Sustainability issues have become crucial to mitigate urban heat islands (UHIs) and reduce the global warming effect. The climate change news is frequently heard lately…
Sustainability issues have become crucial to mitigate urban heat islands (UHIs) and reduce the global warming effect. The climate change news is frequently heard lately due to the extreme weather to the extent that the increasing earth’s temperature often causes disaster and loss of property and life. New adaptation needs to new climate context and limits the on-going effects. One of the ways is adopting green roofs on buildings. Implementing sustainable practices such as green roofs will help mitigate this adverse effect in urban areas.

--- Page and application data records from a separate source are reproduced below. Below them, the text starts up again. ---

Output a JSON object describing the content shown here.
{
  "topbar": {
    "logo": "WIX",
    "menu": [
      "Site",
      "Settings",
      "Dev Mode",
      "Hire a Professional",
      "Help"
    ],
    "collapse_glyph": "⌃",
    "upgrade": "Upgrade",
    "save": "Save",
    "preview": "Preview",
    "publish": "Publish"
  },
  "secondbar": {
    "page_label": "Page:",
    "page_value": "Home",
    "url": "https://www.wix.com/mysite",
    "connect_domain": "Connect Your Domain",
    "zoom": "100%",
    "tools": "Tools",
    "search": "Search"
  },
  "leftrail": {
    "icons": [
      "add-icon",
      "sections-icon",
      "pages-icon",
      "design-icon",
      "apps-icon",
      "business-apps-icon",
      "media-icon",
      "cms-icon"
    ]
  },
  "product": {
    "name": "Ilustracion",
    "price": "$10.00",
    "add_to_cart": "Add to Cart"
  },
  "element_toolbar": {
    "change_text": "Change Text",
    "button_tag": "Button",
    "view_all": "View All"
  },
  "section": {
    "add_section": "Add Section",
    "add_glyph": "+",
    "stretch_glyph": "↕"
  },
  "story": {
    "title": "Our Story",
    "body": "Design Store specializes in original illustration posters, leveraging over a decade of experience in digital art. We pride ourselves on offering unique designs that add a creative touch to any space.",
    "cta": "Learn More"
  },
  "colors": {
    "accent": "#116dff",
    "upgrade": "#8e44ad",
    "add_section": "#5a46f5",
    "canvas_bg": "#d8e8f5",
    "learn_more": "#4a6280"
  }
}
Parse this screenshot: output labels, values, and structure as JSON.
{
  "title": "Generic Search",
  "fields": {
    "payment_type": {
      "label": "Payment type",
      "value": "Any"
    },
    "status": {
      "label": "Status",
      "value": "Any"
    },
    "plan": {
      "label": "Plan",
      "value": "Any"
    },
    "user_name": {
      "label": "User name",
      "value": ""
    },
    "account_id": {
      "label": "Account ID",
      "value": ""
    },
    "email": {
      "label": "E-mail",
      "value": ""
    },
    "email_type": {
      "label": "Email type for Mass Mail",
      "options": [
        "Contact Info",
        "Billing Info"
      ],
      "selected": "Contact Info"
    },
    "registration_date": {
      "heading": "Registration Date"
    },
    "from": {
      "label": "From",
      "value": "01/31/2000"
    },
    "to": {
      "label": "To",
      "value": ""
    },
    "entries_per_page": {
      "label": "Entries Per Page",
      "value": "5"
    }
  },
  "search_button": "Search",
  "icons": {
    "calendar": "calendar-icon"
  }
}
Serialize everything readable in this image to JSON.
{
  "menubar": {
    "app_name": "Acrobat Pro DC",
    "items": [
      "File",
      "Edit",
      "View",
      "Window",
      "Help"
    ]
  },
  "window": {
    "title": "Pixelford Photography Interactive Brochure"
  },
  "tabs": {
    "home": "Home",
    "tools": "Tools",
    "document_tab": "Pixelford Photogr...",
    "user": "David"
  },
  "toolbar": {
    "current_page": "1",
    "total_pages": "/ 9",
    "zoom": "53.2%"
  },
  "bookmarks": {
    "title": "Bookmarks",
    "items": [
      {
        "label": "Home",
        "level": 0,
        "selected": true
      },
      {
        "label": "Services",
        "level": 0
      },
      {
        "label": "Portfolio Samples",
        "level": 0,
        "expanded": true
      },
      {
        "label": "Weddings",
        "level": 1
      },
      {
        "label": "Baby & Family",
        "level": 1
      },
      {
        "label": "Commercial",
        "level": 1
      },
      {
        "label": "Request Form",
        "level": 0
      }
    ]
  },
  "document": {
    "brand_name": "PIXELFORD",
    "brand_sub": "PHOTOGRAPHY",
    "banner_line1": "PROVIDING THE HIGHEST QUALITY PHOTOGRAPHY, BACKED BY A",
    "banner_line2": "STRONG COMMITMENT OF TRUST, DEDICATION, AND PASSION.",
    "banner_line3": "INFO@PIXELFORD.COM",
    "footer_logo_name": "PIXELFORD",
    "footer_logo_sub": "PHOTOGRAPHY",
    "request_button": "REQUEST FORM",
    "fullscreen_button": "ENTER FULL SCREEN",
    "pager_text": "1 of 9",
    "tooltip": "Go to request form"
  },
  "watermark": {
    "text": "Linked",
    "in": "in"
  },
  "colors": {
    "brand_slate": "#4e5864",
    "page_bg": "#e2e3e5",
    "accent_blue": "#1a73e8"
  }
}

Green roofs provide many benefits such as enhancing the aesthetical quality of the built environment, reduce UHIs, reduce energy consumption, improve storm-water attenuation, roof longevity, and reduce noise pollution. However, only a few buildings in Malaysia have considering green roofs as a main green feature element. There is barely number of buildings that have green roof design even though it offers benefits to the community and environment. This chapter has emphasised the types of green roof systems that are potentially suitable in Malaysia climate and obstacles associated with the green roof system. The study found the barriers to implementing green roofs in Malaysia, especially during the stage of building operation in maintaining the green roof system. The survey has been done, which revealed nine factors that hinder the green roof application. This study also highlights the challenges to overcome the barriers of implementing green roofs in Malaysia.